Abstract: Series 112, Lecture 2
Lecture #2: Thursday, November 17, 2016 — Time and Location
Variability and Robustness in Neurons and Networks
Eve Marder, PhD
Professor of Biology
Long-lived animals, such as lobsters and humans, confront a complex problem: their neurons live for many, many years, yet all of the molecules that are important for neuronal and synaptic function are being replaced on time-scales from minutes to weeks. How do nervous systems maintain stable function in the face of molecular turnover? And, does stable circuit function demand constancy in the cellular and molecular components that give rise to brain functions? This leads to the question of how well-tuned do brains need to be to produce behavior that we consider healthy and normal? Experimental work on the crustacean stomatogastric ganglion (STG) has revealed a 2-6 fold variability in many of the parameters that are important for circuit dynamics.
At the same time, a body of theoretical work shows that similar network performance can arise from diverse underlying parameter sets. Together, these lines of evidence suggest that each individual animal, at any moment in its life-time, has found a different solution to producing “good enough” motor patterns for healthy performance in the world. This poses the question of the extent to which animals with different sets of underlying circuit parameters can respond reliably and robustly to environmental perturbations and neuromodulation. Consequently, we study the effects of temperature, pH and neuromodulation on the pyloric rhythm of crabs. While all animals respond remarkably well to large environmental perturbations, extreme perturbations that produce system “crashes” reveal the underlying parameter differences in the population.

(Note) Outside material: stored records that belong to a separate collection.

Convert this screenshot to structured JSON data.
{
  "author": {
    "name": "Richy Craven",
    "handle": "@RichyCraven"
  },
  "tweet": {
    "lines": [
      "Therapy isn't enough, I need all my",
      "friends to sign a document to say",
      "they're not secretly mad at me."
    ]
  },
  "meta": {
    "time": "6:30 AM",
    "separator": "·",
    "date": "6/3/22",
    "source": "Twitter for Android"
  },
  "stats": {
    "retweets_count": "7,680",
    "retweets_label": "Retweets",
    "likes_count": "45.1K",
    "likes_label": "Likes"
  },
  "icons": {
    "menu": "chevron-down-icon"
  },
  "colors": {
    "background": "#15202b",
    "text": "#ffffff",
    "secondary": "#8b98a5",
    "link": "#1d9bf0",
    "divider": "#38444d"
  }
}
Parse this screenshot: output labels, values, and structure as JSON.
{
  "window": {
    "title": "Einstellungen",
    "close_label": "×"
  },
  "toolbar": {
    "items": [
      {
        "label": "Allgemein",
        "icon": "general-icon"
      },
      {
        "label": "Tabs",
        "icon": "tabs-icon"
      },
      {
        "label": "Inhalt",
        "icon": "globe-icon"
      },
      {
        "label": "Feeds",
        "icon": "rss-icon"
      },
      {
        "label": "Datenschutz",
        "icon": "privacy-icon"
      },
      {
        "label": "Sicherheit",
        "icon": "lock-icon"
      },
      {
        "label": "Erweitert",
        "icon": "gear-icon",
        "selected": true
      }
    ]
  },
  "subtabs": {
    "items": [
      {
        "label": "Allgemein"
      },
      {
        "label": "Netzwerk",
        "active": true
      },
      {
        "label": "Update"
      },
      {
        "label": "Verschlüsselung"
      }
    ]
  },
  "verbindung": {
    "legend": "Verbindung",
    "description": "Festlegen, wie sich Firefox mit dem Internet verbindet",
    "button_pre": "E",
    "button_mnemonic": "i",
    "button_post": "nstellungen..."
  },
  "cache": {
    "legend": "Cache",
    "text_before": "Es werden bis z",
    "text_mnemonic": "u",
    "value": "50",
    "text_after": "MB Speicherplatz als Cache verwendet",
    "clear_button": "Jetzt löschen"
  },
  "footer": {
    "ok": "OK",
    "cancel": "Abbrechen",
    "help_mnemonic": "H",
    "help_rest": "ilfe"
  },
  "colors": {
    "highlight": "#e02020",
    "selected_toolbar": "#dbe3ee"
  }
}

Moreover, new models of homeostatic regulation of intrinsic excitability give insight into the kinds of mechanisms that could give rise to the highly variable solutions to stable circuit performance.